#### [INSTRUCTIONS TO FOLLOW]
Copy the result of filtering the entries below for lines that include the string "your".

RECORDS FOR THIS EXERCISE below:

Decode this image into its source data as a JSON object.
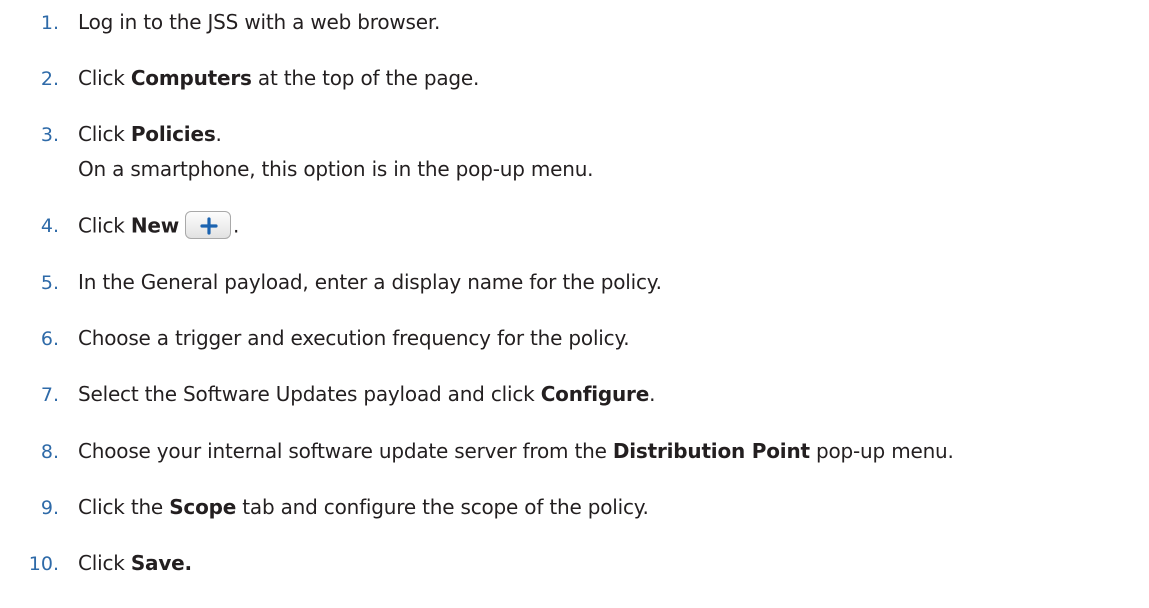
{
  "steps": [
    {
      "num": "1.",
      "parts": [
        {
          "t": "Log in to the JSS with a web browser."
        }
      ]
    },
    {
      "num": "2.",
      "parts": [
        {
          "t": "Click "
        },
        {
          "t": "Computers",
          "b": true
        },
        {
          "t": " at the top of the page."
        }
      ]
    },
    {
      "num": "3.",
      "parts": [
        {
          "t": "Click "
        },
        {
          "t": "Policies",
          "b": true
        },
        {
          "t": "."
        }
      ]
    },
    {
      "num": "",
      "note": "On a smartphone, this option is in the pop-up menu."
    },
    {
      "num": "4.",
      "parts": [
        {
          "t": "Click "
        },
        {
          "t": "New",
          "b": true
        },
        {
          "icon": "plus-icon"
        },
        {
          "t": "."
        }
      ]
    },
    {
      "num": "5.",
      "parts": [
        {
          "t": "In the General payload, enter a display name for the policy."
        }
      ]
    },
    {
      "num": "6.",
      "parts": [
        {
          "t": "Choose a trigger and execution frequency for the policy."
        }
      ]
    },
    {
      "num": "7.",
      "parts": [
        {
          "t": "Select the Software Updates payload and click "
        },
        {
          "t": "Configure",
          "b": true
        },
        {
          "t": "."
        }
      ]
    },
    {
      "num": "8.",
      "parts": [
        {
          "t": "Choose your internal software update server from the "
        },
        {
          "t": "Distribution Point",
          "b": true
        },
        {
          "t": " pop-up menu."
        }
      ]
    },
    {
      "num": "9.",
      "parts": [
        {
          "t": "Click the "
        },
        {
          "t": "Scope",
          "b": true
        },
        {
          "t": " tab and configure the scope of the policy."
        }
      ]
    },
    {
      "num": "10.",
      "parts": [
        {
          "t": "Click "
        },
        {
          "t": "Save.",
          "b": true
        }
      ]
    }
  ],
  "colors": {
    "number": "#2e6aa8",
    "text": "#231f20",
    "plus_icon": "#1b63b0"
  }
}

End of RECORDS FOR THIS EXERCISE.
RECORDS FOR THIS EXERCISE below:

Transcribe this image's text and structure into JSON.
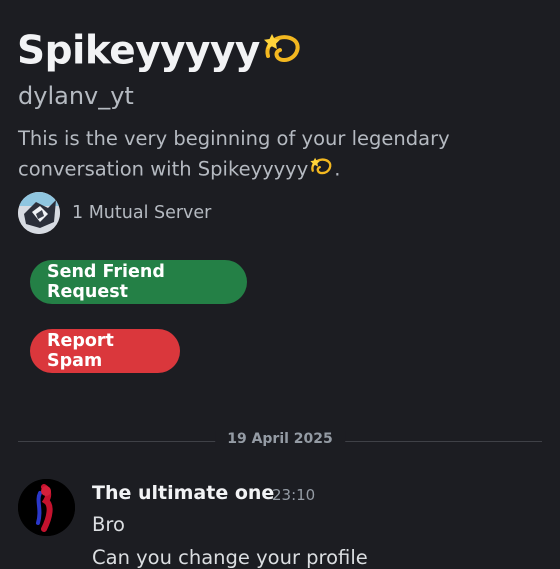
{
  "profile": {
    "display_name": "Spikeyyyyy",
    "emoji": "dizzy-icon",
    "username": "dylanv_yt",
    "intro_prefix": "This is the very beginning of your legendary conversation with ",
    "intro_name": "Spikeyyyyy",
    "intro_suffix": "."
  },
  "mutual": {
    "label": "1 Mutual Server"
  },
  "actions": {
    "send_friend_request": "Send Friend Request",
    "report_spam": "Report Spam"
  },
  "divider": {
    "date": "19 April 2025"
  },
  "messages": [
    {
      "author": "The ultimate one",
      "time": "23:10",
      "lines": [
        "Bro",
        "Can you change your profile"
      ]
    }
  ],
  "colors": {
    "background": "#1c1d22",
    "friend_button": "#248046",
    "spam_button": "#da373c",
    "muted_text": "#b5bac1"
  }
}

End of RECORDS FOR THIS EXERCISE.

#### [EXERCISE OUTPUT]
          "t": "Choose your internal software update server from the "
    "intro_prefix": "This is the very beginning of your legendary conversation with ",
        "Can you change your profile"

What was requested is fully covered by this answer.